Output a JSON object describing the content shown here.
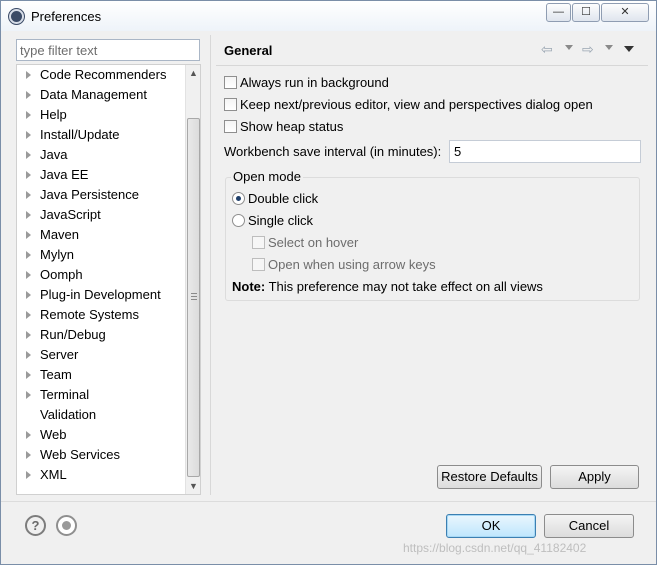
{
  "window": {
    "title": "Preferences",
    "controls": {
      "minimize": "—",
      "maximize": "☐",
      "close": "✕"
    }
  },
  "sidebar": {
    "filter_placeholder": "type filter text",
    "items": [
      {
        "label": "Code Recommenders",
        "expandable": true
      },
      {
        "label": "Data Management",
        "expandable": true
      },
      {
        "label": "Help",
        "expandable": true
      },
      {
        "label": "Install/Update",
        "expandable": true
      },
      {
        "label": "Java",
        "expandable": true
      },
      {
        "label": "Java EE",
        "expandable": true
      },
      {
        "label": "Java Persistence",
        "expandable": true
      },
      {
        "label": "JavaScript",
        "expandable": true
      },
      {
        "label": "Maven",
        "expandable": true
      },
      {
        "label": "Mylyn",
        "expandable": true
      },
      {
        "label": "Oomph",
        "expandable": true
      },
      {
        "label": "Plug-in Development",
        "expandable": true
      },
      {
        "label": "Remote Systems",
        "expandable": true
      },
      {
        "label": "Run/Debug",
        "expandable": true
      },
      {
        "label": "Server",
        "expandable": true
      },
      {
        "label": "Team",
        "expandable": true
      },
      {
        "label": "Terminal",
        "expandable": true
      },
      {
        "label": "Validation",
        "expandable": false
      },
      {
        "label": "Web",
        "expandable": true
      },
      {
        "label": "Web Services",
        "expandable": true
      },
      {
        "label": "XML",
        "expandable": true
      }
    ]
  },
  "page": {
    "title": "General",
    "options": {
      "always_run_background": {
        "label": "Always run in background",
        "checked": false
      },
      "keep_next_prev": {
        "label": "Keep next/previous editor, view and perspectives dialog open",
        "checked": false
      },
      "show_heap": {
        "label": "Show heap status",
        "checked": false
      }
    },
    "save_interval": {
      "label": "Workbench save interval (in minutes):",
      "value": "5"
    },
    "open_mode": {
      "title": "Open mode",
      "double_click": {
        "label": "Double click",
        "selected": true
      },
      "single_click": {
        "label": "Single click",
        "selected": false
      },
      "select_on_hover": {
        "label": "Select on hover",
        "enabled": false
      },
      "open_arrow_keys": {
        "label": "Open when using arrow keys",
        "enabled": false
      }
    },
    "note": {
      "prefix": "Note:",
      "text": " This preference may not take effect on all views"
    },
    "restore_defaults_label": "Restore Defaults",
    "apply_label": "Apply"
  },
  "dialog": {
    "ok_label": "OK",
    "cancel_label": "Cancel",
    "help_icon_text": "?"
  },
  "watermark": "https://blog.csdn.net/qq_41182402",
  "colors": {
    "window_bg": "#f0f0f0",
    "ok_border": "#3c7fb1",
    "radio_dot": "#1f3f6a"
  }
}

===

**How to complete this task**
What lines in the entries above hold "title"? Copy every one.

**Response below**
    "title": "Preferences",
    "title": "General",
      "title": "Open mode",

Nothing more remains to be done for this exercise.